PROBLEM REQUIREMENTS: What must be handed in is the entire listing, exactly as written, with no pictures.

DATA PROVIDED:
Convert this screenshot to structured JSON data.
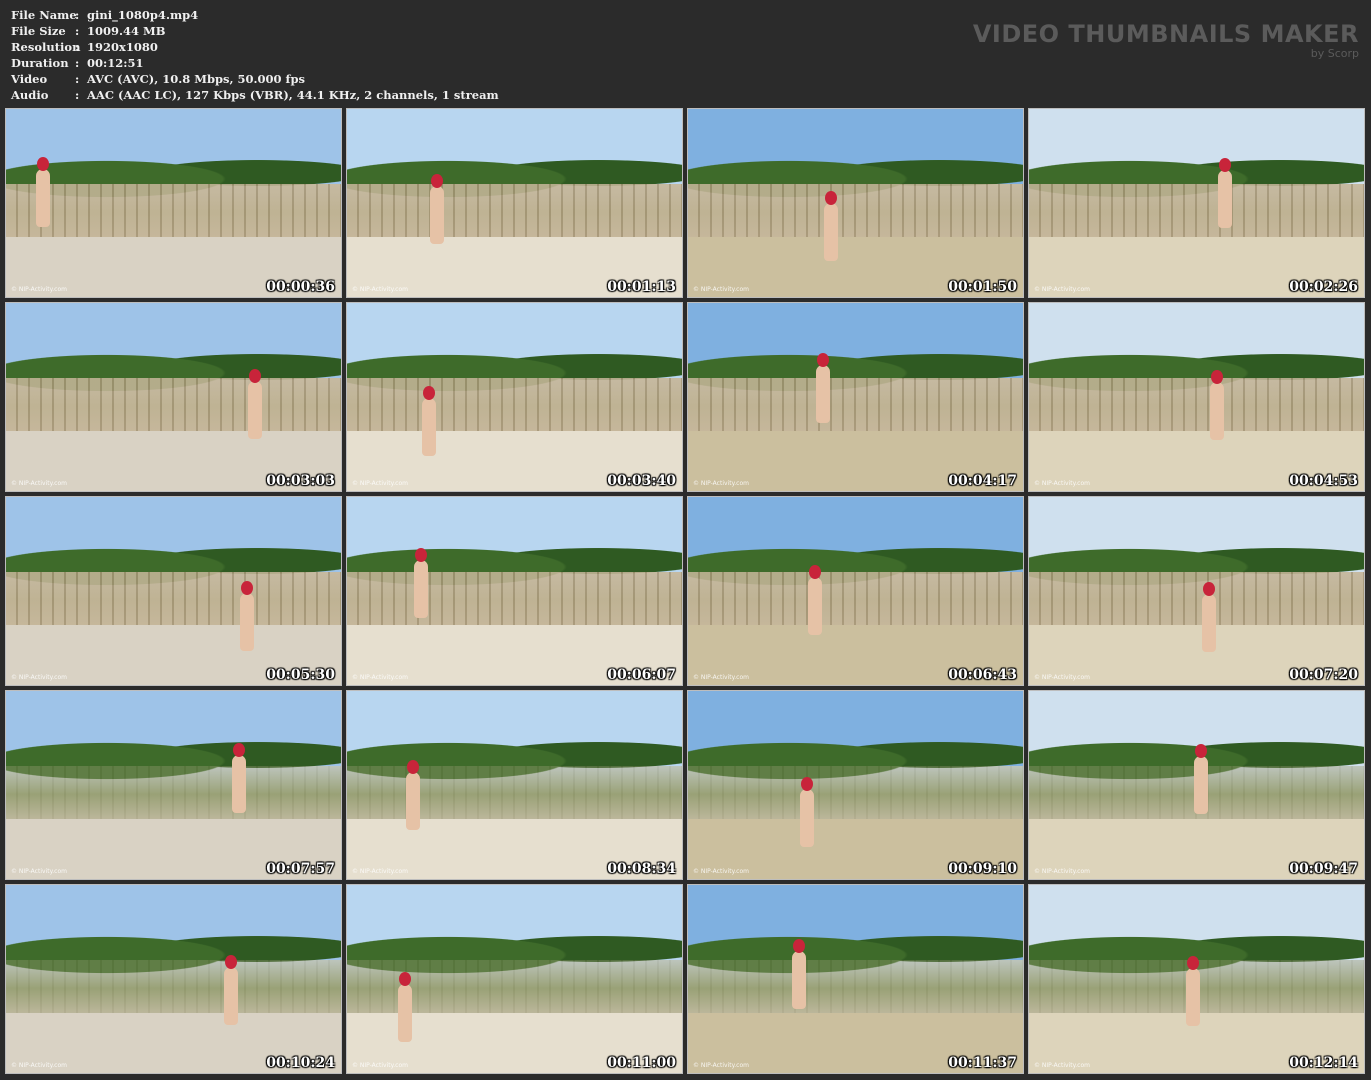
{
  "info": {
    "rows": [
      {
        "key": "File Name",
        "sep": ":",
        "value": "gini_1080p4.mp4"
      },
      {
        "key": "File Size",
        "sep": ":",
        "value": "1009.44 MB"
      },
      {
        "key": "Resolution",
        "sep": ":",
        "value": "1920x1080"
      },
      {
        "key": "Duration",
        "sep": ":",
        "value": "00:12:51"
      },
      {
        "key": "Video",
        "sep": ":",
        "value": "AVC (AVC), 10.8 Mbps, 50.000 fps"
      },
      {
        "key": "Audio",
        "sep": ":",
        "value": "AAC (AAC LC), 127 Kbps (VBR), 44.1 KHz, 2 channels, 1 stream"
      }
    ]
  },
  "brand": {
    "title": "VIDEO THUMBNAILS MAKER",
    "subtitle": "by Scorp"
  },
  "watermark": "© NIP-Activity.com",
  "thumbnails": [
    {
      "time": "00:00:36"
    },
    {
      "time": "00:01:13"
    },
    {
      "time": "00:01:50"
    },
    {
      "time": "00:02:26"
    },
    {
      "time": "00:03:03"
    },
    {
      "time": "00:03:40"
    },
    {
      "time": "00:04:17"
    },
    {
      "time": "00:04:53"
    },
    {
      "time": "00:05:30"
    },
    {
      "time": "00:06:07"
    },
    {
      "time": "00:06:43"
    },
    {
      "time": "00:07:20"
    },
    {
      "time": "00:07:57"
    },
    {
      "time": "00:08:34"
    },
    {
      "time": "00:09:10"
    },
    {
      "time": "00:09:47"
    },
    {
      "time": "00:10:24"
    },
    {
      "time": "00:11:00"
    },
    {
      "time": "00:11:37"
    },
    {
      "time": "00:12:14"
    }
  ],
  "colors": {
    "background": "#2b2b2b",
    "brand_text": "#5b5b5b",
    "thumb_border": "#bdbdbd"
  }
}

SOLUTION FOR THIS PROBLEM:
Convert this screenshot to structured JSON data.
{
  "info": {
    "rows": [
      {
        "key": "File Name",
        "sep": ":",
        "value": "gini_1080p4.mp4"
      },
      {
        "key": "File Size",
        "sep": ":",
        "value": "1009.44 MB"
      },
      {
        "key": "Resolution",
        "sep": ":",
        "value": "1920x1080"
      },
      {
        "key": "Duration",
        "sep": ":",
        "value": "00:12:51"
      },
      {
        "key": "Video",
        "sep": ":",
        "value": "AVC (AVC), 10.8 Mbps, 50.000 fps"
      },
      {
        "key": "Audio",
        "sep": ":",
        "value": "AAC (AAC LC), 127 Kbps (VBR), 44.1 KHz, 2 channels, 1 stream"
      }
    ]
  },
  "brand": {
    "title": "VIDEO THUMBNAILS MAKER",
    "subtitle": "by Scorp"
  },
  "watermark": "© NIP-Activity.com",
  "thumbnails": [
    {
      "time": "00:00:36"
    },
    {
      "time": "00:01:13"
    },
    {
      "time": "00:01:50"
    },
    {
      "time": "00:02:26"
    },
    {
      "time": "00:03:03"
    },
    {
      "time": "00:03:40"
    },
    {
      "time": "00:04:17"
    },
    {
      "time": "00:04:53"
    },
    {
      "time": "00:05:30"
    },
    {
      "time": "00:06:07"
    },
    {
      "time": "00:06:43"
    },
    {
      "time": "00:07:20"
    },
    {
      "time": "00:07:57"
    },
    {
      "time": "00:08:34"
    },
    {
      "time": "00:09:10"
    },
    {
      "time": "00:09:47"
    },
    {
      "time": "00:10:24"
    },
    {
      "time": "00:11:00"
    },
    {
      "time": "00:11:37"
    },
    {
      "time": "00:12:14"
    }
  ],
  "colors": {
    "background": "#2b2b2b",
    "brand_text": "#5b5b5b",
    "thumb_border": "#bdbdbd"
  }
}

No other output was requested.